◆ **THE RECORDS**:
********

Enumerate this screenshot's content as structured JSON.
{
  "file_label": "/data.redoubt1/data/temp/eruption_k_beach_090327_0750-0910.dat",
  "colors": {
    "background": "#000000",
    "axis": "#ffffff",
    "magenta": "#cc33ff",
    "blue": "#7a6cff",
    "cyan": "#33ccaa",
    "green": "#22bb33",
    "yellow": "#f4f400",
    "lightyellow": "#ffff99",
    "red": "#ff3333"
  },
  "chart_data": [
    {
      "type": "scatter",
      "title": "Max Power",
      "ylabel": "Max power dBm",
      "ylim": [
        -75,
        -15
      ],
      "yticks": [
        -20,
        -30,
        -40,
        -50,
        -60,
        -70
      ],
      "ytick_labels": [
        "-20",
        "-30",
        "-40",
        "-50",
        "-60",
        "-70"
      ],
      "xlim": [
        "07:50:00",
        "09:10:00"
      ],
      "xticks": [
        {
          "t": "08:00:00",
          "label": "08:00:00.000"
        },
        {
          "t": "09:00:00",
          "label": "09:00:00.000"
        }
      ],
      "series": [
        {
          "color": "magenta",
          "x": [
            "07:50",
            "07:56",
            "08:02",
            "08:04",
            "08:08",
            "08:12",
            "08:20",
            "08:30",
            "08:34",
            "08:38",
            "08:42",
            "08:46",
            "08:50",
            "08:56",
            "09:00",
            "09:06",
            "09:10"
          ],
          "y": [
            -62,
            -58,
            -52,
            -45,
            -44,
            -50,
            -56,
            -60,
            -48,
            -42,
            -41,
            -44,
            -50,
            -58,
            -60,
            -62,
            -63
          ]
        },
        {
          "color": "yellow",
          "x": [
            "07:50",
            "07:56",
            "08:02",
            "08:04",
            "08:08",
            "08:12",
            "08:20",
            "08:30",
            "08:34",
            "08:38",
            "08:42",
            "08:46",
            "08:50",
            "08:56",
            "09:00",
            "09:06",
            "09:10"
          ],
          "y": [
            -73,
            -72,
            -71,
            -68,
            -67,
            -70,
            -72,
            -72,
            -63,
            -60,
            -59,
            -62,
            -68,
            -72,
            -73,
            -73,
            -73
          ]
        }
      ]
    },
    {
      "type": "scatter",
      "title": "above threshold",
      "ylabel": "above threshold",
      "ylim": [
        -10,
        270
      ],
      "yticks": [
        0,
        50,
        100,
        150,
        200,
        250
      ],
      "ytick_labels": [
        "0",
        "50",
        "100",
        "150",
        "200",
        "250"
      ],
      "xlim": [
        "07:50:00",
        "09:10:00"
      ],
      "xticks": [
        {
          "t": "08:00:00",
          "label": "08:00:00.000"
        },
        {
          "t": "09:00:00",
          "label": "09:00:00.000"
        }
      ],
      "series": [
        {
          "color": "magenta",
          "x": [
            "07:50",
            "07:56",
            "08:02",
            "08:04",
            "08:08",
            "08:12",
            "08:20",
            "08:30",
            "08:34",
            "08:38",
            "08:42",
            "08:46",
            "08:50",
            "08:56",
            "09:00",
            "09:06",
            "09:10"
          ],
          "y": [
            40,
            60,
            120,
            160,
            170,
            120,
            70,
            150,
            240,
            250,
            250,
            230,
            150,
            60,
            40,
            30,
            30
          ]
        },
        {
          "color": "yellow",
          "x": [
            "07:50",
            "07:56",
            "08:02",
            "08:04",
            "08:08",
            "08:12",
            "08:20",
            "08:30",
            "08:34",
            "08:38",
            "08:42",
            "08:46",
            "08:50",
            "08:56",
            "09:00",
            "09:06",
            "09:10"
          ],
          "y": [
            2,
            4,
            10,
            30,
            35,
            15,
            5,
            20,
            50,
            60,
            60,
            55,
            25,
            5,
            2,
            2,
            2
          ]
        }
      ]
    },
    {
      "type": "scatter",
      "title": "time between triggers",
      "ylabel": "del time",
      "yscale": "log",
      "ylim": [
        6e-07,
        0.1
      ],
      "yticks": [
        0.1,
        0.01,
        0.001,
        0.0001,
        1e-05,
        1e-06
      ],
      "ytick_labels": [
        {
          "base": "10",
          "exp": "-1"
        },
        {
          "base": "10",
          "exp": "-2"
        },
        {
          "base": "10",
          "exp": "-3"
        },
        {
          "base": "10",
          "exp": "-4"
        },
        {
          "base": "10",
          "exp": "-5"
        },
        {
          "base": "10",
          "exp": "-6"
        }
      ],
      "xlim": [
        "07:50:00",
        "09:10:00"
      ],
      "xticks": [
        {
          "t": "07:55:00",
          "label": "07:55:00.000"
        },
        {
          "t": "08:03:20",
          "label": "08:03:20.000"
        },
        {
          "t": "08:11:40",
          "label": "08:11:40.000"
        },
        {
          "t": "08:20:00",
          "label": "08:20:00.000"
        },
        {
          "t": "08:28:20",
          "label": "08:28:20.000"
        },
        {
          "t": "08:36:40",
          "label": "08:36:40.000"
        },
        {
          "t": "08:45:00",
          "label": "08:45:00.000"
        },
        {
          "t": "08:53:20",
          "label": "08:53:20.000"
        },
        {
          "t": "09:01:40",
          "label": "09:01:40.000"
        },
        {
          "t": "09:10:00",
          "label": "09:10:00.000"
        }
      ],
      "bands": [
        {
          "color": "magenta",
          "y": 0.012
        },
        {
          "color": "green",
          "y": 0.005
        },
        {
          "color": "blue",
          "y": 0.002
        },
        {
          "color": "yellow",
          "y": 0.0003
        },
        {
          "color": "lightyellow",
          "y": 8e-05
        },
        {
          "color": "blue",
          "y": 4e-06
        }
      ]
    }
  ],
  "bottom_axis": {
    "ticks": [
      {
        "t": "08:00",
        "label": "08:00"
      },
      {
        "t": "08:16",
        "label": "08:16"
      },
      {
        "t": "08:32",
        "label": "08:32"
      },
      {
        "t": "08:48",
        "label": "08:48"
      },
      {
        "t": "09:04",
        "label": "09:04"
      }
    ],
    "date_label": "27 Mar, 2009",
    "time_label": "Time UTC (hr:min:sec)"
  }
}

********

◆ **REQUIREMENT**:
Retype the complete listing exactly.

◆ **ANSWER FOR THIS EXERCISE**:
Enumerate this screenshot's content as structured JSON.
{
  "file_label": "/data.redoubt1/data/temp/eruption_k_beach_090327_0750-0910.dat",
  "colors": {
    "background": "#000000",
    "axis": "#ffffff",
    "magenta": "#cc33ff",
    "blue": "#7a6cff",
    "cyan": "#33ccaa",
    "green": "#22bb33",
    "yellow": "#f4f400",
    "lightyellow": "#ffff99",
    "red": "#ff3333"
  },
  "chart_data": [
    {
      "type": "scatter",
      "title": "Max Power",
      "ylabel": "Max power dBm",
      "ylim": [
        -75,
        -15
      ],
      "yticks": [
        -20,
        -30,
        -40,
        -50,
        -60,
        -70
      ],
      "ytick_labels": [
        "-20",
        "-30",
        "-40",
        "-50",
        "-60",
        "-70"
      ],
      "xlim": [
        "07:50:00",
        "09:10:00"
      ],
      "xticks": [
        {
          "t": "08:00:00",
          "label": "08:00:00.000"
        },
        {
          "t": "09:00:00",
          "label": "09:00:00.000"
        }
      ],
      "series": [
        {
          "color": "magenta",
          "x": [
            "07:50",
            "07:56",
            "08:02",
            "08:04",
            "08:08",
            "08:12",
            "08:20",
            "08:30",
            "08:34",
            "08:38",
            "08:42",
            "08:46",
            "08:50",
            "08:56",
            "09:00",
            "09:06",
            "09:10"
          ],
          "y": [
            -62,
            -58,
            -52,
            -45,
            -44,
            -50,
            -56,
            -60,
            -48,
            -42,
            -41,
            -44,
            -50,
            -58,
            -60,
            -62,
            -63
          ]
        },
        {
          "color": "yellow",
          "x": [
            "07:50",
            "07:56",
            "08:02",
            "08:04",
            "08:08",
            "08:12",
            "08:20",
            "08:30",
            "08:34",
            "08:38",
            "08:42",
            "08:46",
            "08:50",
            "08:56",
            "09:00",
            "09:06",
            "09:10"
          ],
          "y": [
            -73,
            -72,
            -71,
            -68,
            -67,
            -70,
            -72,
            -72,
            -63,
            -60,
            -59,
            -62,
            -68,
            -72,
            -73,
            -73,
            -73
          ]
        }
      ]
    },
    {
      "type": "scatter",
      "title": "above threshold",
      "ylabel": "above threshold",
      "ylim": [
        -10,
        270
      ],
      "yticks": [
        0,
        50,
        100,
        150,
        200,
        250
      ],
      "ytick_labels": [
        "0",
        "50",
        "100",
        "150",
        "200",
        "250"
      ],
      "xlim": [
        "07:50:00",
        "09:10:00"
      ],
      "xticks": [
        {
          "t": "08:00:00",
          "label": "08:00:00.000"
        },
        {
          "t": "09:00:00",
          "label": "09:00:00.000"
        }
      ],
      "series": [
        {
          "color": "magenta",
          "x": [
            "07:50",
            "07:56",
            "08:02",
            "08:04",
            "08:08",
            "08:12",
            "08:20",
            "08:30",
            "08:34",
            "08:38",
            "08:42",
            "08:46",
            "08:50",
            "08:56",
            "09:00",
            "09:06",
            "09:10"
          ],
          "y": [
            40,
            60,
            120,
            160,
            170,
            120,
            70,
            150,
            240,
            250,
            250,
            230,
            150,
            60,
            40,
            30,
            30
          ]
        },
        {
          "color": "yellow",
          "x": [
            "07:50",
            "07:56",
            "08:02",
            "08:04",
            "08:08",
            "08:12",
            "08:20",
            "08:30",
            "08:34",
            "08:38",
            "08:42",
            "08:46",
            "08:50",
            "08:56",
            "09:00",
            "09:06",
            "09:10"
          ],
          "y": [
            2,
            4,
            10,
            30,
            35,
            15,
            5,
            20,
            50,
            60,
            60,
            55,
            25,
            5,
            2,
            2,
            2
          ]
        }
      ]
    },
    {
      "type": "scatter",
      "title": "time between triggers",
      "ylabel": "del time",
      "yscale": "log",
      "ylim": [
        6e-07,
        0.1
      ],
      "yticks": [
        0.1,
        0.01,
        0.001,
        0.0001,
        1e-05,
        1e-06
      ],
      "ytick_labels": [
        {
          "base": "10",
          "exp": "-1"
        },
        {
          "base": "10",
          "exp": "-2"
        },
        {
          "base": "10",
          "exp": "-3"
        },
        {
          "base": "10",
          "exp": "-4"
        },
        {
          "base": "10",
          "exp": "-5"
        },
        {
          "base": "10",
          "exp": "-6"
        }
      ],
      "xlim": [
        "07:50:00",
        "09:10:00"
      ],
      "xticks": [
        {
          "t": "07:55:00",
          "label": "07:55:00.000"
        },
        {
          "t": "08:03:20",
          "label": "08:03:20.000"
        },
        {
          "t": "08:11:40",
          "label": "08:11:40.000"
        },
        {
          "t": "08:20:00",
          "label": "08:20:00.000"
        },
        {
          "t": "08:28:20",
          "label": "08:28:20.000"
        },
        {
          "t": "08:36:40",
          "label": "08:36:40.000"
        },
        {
          "t": "08:45:00",
          "label": "08:45:00.000"
        },
        {
          "t": "08:53:20",
          "label": "08:53:20.000"
        },
        {
          "t": "09:01:40",
          "label": "09:01:40.000"
        },
        {
          "t": "09:10:00",
          "label": "09:10:00.000"
        }
      ],
      "bands": [
        {
          "color": "magenta",
          "y": 0.012
        },
        {
          "color": "green",
          "y": 0.005
        },
        {
          "color": "blue",
          "y": 0.002
        },
        {
          "color": "yellow",
          "y": 0.0003
        },
        {
          "color": "lightyellow",
          "y": 8e-05
        },
        {
          "color": "blue",
          "y": 4e-06
        }
      ]
    }
  ],
  "bottom_axis": {
    "ticks": [
      {
        "t": "08:00",
        "label": "08:00"
      },
      {
        "t": "08:16",
        "label": "08:16"
      },
      {
        "t": "08:32",
        "label": "08:32"
      },
      {
        "t": "08:48",
        "label": "08:48"
      },
      {
        "t": "09:04",
        "label": "09:04"
      }
    ],
    "date_label": "27 Mar, 2009",
    "time_label": "Time UTC (hr:min:sec)"
  }
}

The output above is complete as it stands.